(Exercise goal): Track down each line below containing the string "background" and copy it.

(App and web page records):
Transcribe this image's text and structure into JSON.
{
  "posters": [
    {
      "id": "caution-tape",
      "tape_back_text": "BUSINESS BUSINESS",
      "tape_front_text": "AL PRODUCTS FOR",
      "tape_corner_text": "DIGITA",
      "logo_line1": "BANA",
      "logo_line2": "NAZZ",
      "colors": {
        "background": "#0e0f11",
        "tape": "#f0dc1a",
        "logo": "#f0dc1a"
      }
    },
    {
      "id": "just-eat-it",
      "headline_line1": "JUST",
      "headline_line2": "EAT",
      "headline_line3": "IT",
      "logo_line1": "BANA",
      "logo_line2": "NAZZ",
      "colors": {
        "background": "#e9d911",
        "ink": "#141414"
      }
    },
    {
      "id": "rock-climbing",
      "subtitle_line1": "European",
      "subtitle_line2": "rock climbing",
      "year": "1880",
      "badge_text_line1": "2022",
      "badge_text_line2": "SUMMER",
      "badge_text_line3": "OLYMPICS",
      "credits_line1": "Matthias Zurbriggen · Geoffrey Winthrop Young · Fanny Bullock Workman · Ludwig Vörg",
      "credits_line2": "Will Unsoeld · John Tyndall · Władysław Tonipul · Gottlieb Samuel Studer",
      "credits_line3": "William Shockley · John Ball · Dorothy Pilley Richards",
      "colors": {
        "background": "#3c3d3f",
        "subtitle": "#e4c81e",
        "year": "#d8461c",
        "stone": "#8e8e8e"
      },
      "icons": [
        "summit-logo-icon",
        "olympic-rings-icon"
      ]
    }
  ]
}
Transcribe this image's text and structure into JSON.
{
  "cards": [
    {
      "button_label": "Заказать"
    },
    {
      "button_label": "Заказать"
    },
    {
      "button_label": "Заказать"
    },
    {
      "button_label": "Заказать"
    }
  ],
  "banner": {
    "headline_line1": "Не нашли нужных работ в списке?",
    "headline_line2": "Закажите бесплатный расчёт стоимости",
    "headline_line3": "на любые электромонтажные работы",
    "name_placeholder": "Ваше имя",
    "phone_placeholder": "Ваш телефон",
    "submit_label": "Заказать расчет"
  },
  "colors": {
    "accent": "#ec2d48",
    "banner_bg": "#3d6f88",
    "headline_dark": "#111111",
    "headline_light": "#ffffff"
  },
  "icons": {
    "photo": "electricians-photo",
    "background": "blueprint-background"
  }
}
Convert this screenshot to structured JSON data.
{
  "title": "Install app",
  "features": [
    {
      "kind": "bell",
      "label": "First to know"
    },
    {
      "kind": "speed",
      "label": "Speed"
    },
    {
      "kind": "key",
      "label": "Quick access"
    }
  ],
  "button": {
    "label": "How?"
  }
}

(Response):
        "background": "#0e0f11",
        "background": "#e9d911",
        "background": "#3c3d3f",
    "background": "blueprint-background"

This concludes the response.